Abstract Expressionism is arguably the most important art movement since the Second World War. Because the images created by such leading figures as Jackson Pollock, Clyfford Still, Willem de Kooning, and Mark Rothko were so extraordinary, it is often thought to have been a revolution in painting only, ...Show more
America has always presented a unique challenge to architects: should they emulate the Old World or respond to the demands of the New? David Handlin tells the complex story with lucidity and insight. Almost from its seventeenth-century beginnings, American architecture was subject to two apparently cont ...Show more
This volume traces the history of the art deco movement and examines its influence on design. Examples are given of art deco furniture, textiles, ironwork, lighting, silver, glass, ceramics, sculpture, graphics, posters, books, jewellery, and architecture.
The Renaissance began in Italy, but it grew out of European civilization, with roots in Antiquity, in Christian dogma, and in Byzantium. The artistic ferment which had taken hold of Florence by 1420 was also reflected in the regional schools of Siena, Umbria, Mantua and Rome; and the new ideas spread fr ...Show more
Does Australian art have a history or is it just a series of belated footnotes to European and American artistic development in the last two centuries? Does it always express some essential "Australian sensibility"? Christopher Allen's book argues that Australian art does have a history of its own from ...Show more

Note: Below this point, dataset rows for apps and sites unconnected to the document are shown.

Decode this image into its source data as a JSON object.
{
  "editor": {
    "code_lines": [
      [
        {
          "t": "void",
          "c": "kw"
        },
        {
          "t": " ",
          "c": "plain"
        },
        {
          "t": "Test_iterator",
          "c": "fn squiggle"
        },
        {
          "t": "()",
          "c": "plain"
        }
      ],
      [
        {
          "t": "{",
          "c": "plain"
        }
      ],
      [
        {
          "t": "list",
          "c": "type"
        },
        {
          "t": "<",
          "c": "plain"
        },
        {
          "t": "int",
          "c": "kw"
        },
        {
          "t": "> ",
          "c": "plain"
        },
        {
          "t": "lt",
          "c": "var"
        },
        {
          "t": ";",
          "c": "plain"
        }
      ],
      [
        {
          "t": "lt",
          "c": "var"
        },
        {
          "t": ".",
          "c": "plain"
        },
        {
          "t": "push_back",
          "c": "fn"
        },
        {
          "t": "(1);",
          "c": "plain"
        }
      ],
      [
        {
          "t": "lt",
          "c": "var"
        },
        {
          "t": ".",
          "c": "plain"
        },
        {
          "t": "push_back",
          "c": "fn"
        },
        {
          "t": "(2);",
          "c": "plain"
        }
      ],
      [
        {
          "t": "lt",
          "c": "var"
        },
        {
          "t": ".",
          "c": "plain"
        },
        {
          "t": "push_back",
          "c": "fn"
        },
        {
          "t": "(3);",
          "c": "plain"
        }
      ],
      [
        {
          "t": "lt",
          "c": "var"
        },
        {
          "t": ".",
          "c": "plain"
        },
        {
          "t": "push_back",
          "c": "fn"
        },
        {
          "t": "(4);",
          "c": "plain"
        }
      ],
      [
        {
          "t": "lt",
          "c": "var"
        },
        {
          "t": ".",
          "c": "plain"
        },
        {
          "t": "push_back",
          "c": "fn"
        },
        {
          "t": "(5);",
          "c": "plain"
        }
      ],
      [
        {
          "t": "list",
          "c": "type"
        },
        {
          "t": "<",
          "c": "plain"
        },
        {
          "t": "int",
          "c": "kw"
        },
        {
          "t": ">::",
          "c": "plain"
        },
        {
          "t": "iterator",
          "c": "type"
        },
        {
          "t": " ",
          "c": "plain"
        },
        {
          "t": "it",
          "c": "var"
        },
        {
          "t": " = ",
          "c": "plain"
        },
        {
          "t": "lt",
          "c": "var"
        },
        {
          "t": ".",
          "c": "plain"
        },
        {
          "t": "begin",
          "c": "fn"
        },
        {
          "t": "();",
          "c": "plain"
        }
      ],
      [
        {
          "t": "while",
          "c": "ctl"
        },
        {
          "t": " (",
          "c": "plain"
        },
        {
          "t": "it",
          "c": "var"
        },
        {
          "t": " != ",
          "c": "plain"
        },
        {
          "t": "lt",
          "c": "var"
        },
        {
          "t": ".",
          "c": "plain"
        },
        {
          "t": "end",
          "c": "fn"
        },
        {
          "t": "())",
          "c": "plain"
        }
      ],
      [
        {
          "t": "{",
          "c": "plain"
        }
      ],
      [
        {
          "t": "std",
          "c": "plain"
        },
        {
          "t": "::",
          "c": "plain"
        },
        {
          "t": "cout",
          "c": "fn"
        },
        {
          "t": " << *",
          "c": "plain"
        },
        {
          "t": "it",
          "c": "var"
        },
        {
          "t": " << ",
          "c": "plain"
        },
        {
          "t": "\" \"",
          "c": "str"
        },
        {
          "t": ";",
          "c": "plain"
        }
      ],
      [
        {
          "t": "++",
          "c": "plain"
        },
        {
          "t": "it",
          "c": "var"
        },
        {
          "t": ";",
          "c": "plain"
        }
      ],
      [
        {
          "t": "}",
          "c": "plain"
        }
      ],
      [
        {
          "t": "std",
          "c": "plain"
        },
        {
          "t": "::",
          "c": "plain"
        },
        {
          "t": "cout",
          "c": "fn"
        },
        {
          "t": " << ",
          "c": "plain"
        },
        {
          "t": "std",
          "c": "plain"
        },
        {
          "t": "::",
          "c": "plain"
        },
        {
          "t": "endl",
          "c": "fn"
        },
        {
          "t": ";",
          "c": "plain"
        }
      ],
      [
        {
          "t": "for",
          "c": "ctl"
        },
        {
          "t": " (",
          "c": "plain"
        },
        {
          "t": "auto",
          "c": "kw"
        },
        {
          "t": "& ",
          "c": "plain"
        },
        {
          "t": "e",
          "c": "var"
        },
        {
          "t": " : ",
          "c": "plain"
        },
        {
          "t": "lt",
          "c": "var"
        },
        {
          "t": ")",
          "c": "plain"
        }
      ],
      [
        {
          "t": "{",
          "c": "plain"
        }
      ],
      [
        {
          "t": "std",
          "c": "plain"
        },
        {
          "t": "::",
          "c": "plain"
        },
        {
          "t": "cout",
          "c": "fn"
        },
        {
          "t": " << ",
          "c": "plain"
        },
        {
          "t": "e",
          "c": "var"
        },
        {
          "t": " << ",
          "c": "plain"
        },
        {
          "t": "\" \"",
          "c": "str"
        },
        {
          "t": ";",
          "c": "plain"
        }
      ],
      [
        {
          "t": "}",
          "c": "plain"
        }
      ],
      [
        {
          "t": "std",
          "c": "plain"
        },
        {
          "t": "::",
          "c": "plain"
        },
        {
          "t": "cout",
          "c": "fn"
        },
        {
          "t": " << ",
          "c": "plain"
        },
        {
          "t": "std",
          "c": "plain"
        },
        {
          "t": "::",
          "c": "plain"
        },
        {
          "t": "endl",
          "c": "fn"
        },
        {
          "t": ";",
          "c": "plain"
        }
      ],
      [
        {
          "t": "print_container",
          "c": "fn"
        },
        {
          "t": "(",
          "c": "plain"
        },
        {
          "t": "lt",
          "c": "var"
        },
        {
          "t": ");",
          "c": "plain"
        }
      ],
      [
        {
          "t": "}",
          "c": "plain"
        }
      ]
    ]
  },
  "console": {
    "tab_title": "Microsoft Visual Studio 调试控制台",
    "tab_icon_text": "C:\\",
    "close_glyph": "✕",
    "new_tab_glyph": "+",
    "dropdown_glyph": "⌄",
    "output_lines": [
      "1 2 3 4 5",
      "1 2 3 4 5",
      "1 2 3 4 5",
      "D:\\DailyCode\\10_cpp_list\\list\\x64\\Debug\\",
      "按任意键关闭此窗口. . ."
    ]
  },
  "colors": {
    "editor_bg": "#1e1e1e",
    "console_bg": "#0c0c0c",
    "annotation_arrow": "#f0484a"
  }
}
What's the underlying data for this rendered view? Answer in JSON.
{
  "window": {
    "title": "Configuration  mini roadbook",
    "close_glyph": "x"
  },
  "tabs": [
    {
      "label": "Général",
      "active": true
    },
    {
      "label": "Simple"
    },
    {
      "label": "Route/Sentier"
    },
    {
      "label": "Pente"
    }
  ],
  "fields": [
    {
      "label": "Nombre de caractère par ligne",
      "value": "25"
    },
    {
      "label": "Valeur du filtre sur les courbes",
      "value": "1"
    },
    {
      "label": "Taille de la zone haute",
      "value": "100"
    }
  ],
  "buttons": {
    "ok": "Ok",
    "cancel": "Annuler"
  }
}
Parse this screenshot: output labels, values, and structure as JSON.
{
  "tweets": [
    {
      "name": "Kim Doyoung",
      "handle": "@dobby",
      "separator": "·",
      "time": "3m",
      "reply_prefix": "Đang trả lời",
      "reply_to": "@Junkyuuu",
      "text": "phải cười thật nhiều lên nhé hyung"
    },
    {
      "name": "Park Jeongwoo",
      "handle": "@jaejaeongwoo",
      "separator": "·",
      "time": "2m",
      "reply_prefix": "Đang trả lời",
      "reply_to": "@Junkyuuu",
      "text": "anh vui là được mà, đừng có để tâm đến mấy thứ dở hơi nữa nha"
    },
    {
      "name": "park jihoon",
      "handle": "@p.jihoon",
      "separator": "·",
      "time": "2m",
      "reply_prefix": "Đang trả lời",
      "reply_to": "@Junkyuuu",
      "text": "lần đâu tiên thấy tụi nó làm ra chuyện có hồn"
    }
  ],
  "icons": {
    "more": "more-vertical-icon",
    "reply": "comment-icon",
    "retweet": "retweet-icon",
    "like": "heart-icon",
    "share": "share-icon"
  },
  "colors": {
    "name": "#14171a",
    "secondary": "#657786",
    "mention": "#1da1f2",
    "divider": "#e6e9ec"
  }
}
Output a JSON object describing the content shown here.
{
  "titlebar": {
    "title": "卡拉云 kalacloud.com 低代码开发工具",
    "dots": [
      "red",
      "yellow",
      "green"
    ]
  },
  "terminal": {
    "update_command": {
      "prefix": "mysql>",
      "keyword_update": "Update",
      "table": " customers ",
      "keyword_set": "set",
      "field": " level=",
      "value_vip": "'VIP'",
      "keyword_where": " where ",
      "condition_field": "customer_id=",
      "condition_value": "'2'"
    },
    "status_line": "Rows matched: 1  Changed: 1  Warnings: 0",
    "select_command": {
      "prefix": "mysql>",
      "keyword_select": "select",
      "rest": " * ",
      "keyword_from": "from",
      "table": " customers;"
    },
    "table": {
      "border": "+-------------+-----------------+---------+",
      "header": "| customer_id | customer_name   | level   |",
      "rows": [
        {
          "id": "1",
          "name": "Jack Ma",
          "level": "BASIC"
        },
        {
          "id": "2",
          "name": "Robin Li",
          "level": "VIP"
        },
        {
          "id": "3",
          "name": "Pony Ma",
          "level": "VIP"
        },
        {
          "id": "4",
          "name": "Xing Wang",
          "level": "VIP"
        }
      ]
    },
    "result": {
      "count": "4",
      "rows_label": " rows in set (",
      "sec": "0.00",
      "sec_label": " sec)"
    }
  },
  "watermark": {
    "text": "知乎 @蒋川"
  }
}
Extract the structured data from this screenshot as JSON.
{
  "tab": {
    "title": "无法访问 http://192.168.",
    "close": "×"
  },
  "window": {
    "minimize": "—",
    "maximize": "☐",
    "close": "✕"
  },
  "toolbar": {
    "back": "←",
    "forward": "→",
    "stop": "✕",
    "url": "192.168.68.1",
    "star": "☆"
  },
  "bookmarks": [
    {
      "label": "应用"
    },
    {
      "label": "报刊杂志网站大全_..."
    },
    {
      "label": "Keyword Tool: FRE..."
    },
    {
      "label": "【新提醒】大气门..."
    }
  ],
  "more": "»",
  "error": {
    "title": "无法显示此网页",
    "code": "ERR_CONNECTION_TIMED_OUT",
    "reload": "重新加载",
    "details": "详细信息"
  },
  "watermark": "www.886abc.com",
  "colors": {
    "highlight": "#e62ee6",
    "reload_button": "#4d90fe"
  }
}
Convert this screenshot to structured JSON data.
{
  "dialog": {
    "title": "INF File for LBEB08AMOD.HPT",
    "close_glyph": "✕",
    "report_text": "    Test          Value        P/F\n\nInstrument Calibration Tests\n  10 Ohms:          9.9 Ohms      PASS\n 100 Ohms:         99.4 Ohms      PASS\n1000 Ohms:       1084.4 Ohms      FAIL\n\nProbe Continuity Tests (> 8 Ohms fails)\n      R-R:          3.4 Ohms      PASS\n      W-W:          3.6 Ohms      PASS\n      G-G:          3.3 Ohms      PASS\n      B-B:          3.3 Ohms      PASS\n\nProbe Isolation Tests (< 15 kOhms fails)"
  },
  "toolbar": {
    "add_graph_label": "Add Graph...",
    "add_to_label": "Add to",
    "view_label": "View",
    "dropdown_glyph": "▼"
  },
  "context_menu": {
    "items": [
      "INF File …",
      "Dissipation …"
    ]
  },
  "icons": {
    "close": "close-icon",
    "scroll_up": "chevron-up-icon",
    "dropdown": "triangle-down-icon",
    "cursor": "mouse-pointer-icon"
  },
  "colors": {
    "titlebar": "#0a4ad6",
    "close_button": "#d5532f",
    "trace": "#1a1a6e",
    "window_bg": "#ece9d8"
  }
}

A journey along the historical spectrum of Celtic art, from the rich treasures found throughout Iron Age Europe, through the flowering of metalwork, sculpture and manuscript illumination, to the revivals attempted today.
In his sequel to "Athenian Black Figure Vases, " John Boardman, Professor Emeritus at Oxford University, covers the invention of the "red figure" technique in about 530 BC. Professor Boardman illuminates the ancient art form by placing the painters and their vases within the history of Athens and the gr ...Show more
Baroque and Rococo art and architecture have become popular once more, after a century and a half of neglect, misunderstanding and scorn. This radical shift in taste has led to a rapid growth of detailed knowledge about the artists who created these exhilarating styles. The famous masters have been reas ...Show more
In this book Frances Spalding reassesses the astonishing achievements of British artists from the Edwardians Ben Nicholson and Walter Sickert to the Bloomsbury painters Vanessa Bell and Duncan Grant; from the work of Paul Nash and David Jones between the wars to that of Ben Nicholson, Barbara Hepworth, ...Show more
The period from the early works of Hogarth (about 1730) to the death of Turner (1851) was the golden age of British painting, bringing it into the forefront of European art. The main figures are Hogarth, Ramsay, Reynolds, Gainsborough and Lawrence, Blake, Constable and Turner. William Vaughan discusses ...Show more